While younger generations see co-ops as alternatives to the corporate world they grew up in, Rosen said co-ops are becoming the norm because many people are tired of profit-driven organizations running what could otherwise be a healthy community.
The co-op movement has also influenced groups that do not meet the standard definition of a co-op, because they are not member owned, to adopt cooperative principles.
Students like Liz Camuti, a senior at Cornell University, are a growing part of this healthy cooperative living. Camuti said she is the president of the Prospect of Whitby, which is one of seven university-owned, but student-run, housing facilities.
Julie Paige, assistant dean of students for cooperatives, said while Cornell owns the co-op housing, students run it with no live-in staff, and they pay room rates that go directly into the co-op, not to the university.
Camuti said ownership is based on the pooling of resources, democratic decision-making and working toward goals that benefit the house as a whole.
“It has taught me how to be a compassionate leader and take into consideration what’s best for the community,” she said.
Elm Street Co-op is a community residence, which Hoffman owns but runs cooperatively. Hoffman said co-ops exist for the good of the group and can leave a community legacy.
“You can create an institution that will outlive a particular owner or family,” he said. “If it really takes hold in the community, the community feels and has ownership of it.”
Alternatives Credit Union is a co-op that has survived to serve the community beyond the original intent for its creation. A member-owned bakery created the credit union in the ’70s after a bank rejected its loan request because it was a co-op.
Karl Graham, who is the director of community relations and development at Alternatives, said the credit union was the first employer in Ithaca to pay its staff a living wage in order to create economic opportunity for the community.
“Today, there are up to 90 certified living-wage employers in the county,” he said. “This is a great example of something we did for our staff that has had tremendous benefit beyond folks who live here.”
McKenzie Jones-Rounds hopes Ithaca Biodiesel, the energy co-op she helped found, will have the same success. Jones-Rounds said the co-op is still getting start-up funding, but hopes to expand to help move Ithaca toward energy independence.
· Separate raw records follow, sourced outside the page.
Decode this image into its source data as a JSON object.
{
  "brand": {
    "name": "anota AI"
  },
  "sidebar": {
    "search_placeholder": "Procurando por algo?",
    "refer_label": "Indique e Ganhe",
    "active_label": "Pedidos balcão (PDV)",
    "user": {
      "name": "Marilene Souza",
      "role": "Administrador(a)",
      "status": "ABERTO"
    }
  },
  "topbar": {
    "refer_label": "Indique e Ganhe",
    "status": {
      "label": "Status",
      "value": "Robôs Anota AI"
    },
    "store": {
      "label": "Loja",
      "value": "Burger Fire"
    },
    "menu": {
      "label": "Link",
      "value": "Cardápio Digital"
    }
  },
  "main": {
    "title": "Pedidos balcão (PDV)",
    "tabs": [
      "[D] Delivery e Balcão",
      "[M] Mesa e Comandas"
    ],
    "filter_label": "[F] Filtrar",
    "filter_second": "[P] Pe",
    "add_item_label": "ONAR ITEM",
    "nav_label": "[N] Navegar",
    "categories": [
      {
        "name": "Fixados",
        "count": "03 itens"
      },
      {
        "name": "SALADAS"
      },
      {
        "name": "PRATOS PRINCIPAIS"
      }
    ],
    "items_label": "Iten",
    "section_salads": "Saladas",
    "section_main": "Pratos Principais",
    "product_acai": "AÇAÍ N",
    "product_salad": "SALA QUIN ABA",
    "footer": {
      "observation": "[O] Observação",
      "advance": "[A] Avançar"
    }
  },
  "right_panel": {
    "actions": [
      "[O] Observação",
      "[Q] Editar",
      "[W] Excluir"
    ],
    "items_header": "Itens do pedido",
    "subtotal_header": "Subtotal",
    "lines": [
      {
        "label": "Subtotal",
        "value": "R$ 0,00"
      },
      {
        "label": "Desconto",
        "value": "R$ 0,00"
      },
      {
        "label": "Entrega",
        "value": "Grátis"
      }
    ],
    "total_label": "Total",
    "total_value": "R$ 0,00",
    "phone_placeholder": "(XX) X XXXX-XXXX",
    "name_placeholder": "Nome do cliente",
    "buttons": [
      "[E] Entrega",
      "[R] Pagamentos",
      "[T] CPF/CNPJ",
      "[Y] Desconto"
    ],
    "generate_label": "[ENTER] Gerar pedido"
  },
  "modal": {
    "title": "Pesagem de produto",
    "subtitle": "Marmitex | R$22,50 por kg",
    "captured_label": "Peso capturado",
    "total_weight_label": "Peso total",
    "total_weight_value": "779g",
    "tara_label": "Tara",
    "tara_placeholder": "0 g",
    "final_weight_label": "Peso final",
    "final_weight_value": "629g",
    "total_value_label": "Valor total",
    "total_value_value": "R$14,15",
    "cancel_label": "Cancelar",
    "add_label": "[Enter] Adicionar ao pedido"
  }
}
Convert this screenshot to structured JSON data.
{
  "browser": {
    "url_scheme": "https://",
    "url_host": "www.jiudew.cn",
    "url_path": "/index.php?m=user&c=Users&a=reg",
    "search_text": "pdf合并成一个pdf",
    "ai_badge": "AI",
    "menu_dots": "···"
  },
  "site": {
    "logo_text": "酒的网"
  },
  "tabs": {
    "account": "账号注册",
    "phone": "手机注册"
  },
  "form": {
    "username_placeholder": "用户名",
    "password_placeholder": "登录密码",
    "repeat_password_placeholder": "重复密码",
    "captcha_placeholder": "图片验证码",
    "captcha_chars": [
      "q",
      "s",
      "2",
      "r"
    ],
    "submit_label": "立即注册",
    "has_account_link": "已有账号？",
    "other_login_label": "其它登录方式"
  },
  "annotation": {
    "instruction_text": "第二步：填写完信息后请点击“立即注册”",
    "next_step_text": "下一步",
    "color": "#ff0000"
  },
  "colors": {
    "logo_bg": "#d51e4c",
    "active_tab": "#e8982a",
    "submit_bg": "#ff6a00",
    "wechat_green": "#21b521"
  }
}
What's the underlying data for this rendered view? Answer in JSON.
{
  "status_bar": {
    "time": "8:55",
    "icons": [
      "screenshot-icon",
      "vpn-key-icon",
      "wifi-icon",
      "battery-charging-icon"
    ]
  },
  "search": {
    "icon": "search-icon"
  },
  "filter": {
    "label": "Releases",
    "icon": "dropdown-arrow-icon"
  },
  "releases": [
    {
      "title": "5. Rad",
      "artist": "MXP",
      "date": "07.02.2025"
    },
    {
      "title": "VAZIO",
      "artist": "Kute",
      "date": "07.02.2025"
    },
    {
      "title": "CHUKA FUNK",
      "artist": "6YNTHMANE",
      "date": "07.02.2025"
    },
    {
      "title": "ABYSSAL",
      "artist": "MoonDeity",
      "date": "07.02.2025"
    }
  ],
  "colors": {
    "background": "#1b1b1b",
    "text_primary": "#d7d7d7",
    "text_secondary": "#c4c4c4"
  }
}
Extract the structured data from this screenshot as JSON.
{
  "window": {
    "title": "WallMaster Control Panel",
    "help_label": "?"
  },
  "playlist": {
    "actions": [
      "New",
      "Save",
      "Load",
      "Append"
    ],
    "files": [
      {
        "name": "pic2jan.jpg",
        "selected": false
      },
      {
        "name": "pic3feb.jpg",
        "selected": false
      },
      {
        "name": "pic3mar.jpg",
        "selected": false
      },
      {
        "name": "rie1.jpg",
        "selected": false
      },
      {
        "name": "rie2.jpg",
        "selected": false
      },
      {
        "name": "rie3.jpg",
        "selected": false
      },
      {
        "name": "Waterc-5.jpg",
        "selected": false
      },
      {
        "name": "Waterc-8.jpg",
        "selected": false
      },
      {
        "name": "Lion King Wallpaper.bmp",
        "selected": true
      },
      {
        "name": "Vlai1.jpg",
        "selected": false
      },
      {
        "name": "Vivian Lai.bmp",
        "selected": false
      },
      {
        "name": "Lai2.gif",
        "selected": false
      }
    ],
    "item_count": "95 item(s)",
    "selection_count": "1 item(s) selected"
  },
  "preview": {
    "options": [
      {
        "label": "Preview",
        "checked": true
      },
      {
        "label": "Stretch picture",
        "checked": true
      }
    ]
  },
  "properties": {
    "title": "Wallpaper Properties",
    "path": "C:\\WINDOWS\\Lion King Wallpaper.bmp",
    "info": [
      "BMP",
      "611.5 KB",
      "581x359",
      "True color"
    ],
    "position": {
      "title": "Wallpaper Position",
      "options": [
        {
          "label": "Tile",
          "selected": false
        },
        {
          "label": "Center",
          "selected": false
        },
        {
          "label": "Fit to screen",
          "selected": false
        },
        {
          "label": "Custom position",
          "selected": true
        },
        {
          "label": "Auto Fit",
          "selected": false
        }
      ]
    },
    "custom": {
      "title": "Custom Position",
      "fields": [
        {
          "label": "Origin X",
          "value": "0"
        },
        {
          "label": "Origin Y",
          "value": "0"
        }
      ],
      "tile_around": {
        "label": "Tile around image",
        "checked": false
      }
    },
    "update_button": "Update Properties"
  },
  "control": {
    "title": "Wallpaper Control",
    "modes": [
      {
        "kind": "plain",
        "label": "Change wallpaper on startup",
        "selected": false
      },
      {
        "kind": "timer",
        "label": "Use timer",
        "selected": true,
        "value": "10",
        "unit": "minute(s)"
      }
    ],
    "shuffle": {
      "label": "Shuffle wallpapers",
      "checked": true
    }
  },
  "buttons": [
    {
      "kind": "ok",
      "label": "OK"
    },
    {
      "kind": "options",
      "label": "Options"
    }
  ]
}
“We’re trying to create a new paradigm, and it’s easier to make that shift when we’re doing it with a whole group of people with shared vision,” she said. “It’s a way for us to make sure that Ithaca is on the right path, and we’re stronger in numbers.”